She met her future husband, David Eisenhower, at college. After they were married in 1885, David sold the prime Kansas farmland his father had given the couple as a wedding gift, raised an additional $2,000 and started a mercantile store with a friend.

The business did very well for two years, but then local farmers began asking for credit after losing their crops to drought and grasshoppers. Eventually David and his partner had to borrow money to keep the shop afloat, but the store failed anyway.

The Eisenhowers then moved to Texas, where David found a job working for a railroad company as an engine wiper for $40 a week. These were hard years for the Eisenhowers. It was during this time that the future president was born.

After two years in Texas, David was offered a job in a creamery in his hometown, and the family moved back to Kansas and lived with relatives for seven years. Then Eisenhower’s brother, a doctor, sold them a house on a few acres at the edge of town. They would raise six sons in that 818-square-foot house. And Ida and David would live in that little house for the rest of their lives.


Ok, it’s a bit of history, but what’s so interesting about it? I think it shows that up until the mid-20th century, getting started in life was tough. People had a hard time making it. If it wasn’t drought and grasshoppers, it was financial trouble. But people persevered and got through it.

However, after World War II, our country became unusually prosperous compared to the past. My generation (the tail end of the Baby Boomers) grew up believing that life wouldn’t be so hard. You go to college, get a degree, buy a nice house, drive nice cars, and as long as you show up to work each day, you’ll keep moving up and getting in a better position financially until you retire comfortably like your parents did.

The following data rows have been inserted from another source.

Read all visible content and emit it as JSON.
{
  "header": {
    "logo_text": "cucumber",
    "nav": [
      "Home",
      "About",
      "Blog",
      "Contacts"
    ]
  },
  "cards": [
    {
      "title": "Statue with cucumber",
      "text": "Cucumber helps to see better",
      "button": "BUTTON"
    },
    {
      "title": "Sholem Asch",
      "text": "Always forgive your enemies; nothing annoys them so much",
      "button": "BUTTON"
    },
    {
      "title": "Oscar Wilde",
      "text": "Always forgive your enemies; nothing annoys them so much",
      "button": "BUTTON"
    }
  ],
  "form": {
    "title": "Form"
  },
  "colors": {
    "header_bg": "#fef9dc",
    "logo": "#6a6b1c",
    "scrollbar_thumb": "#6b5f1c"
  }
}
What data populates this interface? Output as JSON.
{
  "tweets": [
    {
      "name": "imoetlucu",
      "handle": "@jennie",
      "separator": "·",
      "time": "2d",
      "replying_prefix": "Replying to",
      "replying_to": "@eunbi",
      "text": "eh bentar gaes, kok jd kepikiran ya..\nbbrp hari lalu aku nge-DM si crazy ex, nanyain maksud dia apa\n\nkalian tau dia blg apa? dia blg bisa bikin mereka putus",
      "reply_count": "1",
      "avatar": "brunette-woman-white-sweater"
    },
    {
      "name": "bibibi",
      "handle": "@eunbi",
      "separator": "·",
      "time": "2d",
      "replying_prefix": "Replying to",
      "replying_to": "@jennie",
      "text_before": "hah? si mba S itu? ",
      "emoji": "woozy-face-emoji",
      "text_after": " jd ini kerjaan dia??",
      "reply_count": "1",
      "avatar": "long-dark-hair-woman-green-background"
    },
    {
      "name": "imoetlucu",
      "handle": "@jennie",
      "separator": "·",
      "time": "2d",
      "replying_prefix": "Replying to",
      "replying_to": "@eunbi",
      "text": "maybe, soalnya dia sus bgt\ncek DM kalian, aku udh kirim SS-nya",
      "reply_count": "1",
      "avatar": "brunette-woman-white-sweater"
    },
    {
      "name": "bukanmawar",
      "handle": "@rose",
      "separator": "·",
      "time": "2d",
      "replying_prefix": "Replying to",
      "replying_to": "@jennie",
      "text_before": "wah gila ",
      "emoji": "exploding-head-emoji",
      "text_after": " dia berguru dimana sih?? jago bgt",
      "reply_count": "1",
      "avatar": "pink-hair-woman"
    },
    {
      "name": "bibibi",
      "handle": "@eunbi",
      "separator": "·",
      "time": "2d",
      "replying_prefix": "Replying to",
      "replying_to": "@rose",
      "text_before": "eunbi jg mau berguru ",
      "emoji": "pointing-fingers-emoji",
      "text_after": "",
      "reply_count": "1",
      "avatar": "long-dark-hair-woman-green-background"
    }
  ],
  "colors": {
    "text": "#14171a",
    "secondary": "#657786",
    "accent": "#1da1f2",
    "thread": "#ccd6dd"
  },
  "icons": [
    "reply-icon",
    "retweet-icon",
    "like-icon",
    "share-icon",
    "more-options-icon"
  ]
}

It’s not working out that way in my family. I’m one of four sisters, three of whom are married. Of the three husbands, two have been out of work for some time and one is watching his business shrink. The unmarried sister is the mom of two boys and has been out of work for over a year. The other two sisters work in the public schools and are employed, for now.

And it’s not just our family. One friend’s husband has had his hours cut and faces an uncertain future. Another quit her church preschool teacher job because of something immoral going on in the church; a few weeks later, her husband was laid off. Friends who retired early had to go back into the work force as substitute teachers because their retirement account took a beating.

Up until recently I was thinking something strange was going on, with so many people I know losing their jobs, and unemployment rates across the country skyrocketing. But now I’m wondering if the “something strange” was actually what happened while I was growing up, when for fifty years or so it was so much easier to earn a living than it had been for most of history.

Maybe it was a glitch, a blip, and now we’re going back to normal, like the normal of Ida Stover Eisenhower’s time, when making a living was a struggle, and you were grateful to have an 800-square foot house to raise your six boys in. I wonder….